The Right, Reverend, Brother, PHD, DD, JD, M.O.U.S.E., Dr. Peanut of the George Washington Carver Holistic Health Commission of Tuskeegee, Ala., has issued an Anegrophobia mental health epidemic for this city and other cities nationwide.
Thank you for that question. If there's one thing I know about, it's losing things. I've declared mismatched earrings stylish because one in every pair I've ever owned has been lost. I've "lost" my purse more times that I can possibly remember. I even lost my skirt on Fifth Avenue one time! (It was one of those wraparound deals that ties in front. I was rushing across the street as the light changed, my arms full of packages and bags, and the strap on my shoulder bag broke. When I leaned down to retrieve the items that spilled from my purse, I accidentally untied my skirt, which of course fell down as I came up! Meanwhile, with trucks and taxis honking and engines panting down my neck, I somehow made it to the other side of the street, with both my life and my skirt—shall we say?—barely intact.)
Talking to Mr. James Meredith is a right-brain experience. The conversation isn't linear, organized, disciplined. It jumps around to topics that the thin, intense grandfather is interested in at the very instant. As the 70-year-old Kosciusko native talks first about the legacy of slavery in Brazil (where he just visited); the need for people to "blend" in society; Ole Miss back in 1962 when he integrated the stubborn old institution; the oddity of growing older; and finally young people's need to work harder, you can easily see why his name ended up in lights. It's hard to imagine someone more unique, more creative, more daring, more willing to offend one or another status quo.
Wednesday, October 1
The Associated Press reports: "New ESPN commentator Rush Limbaugh said on the network's pregame show that Philadelphia Eagles quarterback Donovan McNabb was overrated because the media wanted to see a black quarterback do well." McNabb reacts.
The AP's Emily Wagster Pettus wrote an important story today about Haley Barbour's D.C. company's plans to make a lot of money in Iraq.
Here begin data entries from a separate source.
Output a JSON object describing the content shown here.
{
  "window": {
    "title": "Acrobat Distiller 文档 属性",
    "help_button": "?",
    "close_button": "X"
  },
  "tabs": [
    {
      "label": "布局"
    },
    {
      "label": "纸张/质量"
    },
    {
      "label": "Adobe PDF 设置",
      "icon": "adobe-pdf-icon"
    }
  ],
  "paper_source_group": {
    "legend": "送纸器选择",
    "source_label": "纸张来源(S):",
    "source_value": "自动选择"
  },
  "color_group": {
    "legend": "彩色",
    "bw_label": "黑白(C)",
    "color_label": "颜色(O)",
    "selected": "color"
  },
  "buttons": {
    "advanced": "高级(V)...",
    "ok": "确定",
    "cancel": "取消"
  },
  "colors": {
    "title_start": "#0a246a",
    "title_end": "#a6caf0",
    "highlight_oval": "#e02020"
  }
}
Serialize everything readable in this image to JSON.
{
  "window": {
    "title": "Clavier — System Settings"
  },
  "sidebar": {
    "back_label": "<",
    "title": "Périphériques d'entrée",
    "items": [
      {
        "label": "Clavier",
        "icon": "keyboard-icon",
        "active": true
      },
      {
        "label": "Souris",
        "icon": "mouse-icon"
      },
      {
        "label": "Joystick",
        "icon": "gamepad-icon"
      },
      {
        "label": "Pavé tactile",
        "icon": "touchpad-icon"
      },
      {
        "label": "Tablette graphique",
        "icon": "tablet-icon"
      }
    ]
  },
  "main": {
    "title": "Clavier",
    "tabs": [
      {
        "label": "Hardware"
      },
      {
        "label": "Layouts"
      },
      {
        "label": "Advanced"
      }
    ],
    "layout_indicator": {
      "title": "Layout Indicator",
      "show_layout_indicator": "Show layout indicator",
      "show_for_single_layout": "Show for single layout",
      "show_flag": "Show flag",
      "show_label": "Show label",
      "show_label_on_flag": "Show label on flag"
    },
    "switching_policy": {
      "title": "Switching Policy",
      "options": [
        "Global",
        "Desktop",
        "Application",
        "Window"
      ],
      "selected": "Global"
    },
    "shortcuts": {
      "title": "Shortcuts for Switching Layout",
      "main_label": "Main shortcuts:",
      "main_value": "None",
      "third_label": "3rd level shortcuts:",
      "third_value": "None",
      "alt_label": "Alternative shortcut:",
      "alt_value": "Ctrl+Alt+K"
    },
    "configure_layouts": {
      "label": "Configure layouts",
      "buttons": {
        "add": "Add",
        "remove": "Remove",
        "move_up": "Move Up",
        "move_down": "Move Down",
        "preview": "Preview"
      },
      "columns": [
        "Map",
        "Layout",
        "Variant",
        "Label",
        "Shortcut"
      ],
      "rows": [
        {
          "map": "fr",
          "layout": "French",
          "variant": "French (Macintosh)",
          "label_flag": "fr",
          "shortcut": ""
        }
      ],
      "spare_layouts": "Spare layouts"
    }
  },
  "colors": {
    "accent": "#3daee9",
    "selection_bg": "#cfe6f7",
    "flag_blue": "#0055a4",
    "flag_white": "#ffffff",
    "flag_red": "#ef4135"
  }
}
She begins: "Lobbying partners of Haley Barbour have established a company that says it will help its clients with business opportunities in the Middle East, including rebuilding in postwar Iraq. New Bridge Strategies "will seek to expedite the creation of free and fair markets and new economic growth in Iraq, consistent with the policies of the Bush Administration," the company's Web site says." That's a busy little side business he has going up in Washington, eh?
The Clarion-Ledger today mentions Barbour appearance on a racist site, as a JFP reader revealed on our blog (scroll to bottom) last week: "Barbour wears a lapel pin with the U.S. and state flags and he is in a photograph on the Web site of the Council of Conservative Citizens, a neo-Confederate group accused of racist views. Barbour says he doesn't know anything about the council. The picture was taken at a council-sponsored barbecue in July used to raise money for private academy school buses." The Ledger doesn't go into more details about the barbecue; it is at the Black Hawk rally,which was started by the CofCC,the modern-day version of the White Citizens Council. The rally does still raise money for buses for white "seg" academies, even as it draws a variety of candidates, including Democrats and some African-Americans (much as the Neshoba County Fair). Interestingly, also in the photo is Bill Lord, a former campaign manager for Trent Lott, who was head, I believe, the Carroll County chapter of the Council of Conservative Citizens. You will recall that Lott's close involvement with the group caused a national stir (as it should have) a couple years back. Barbour's disavowal of knowledge about the Council is simply ridiculous and patently impossible. Here we go again. (By the way, readers, tell us if they take the photo off the CofCC site, which I'd predict will happen before the day is out. We have a screen shot we can post instead.)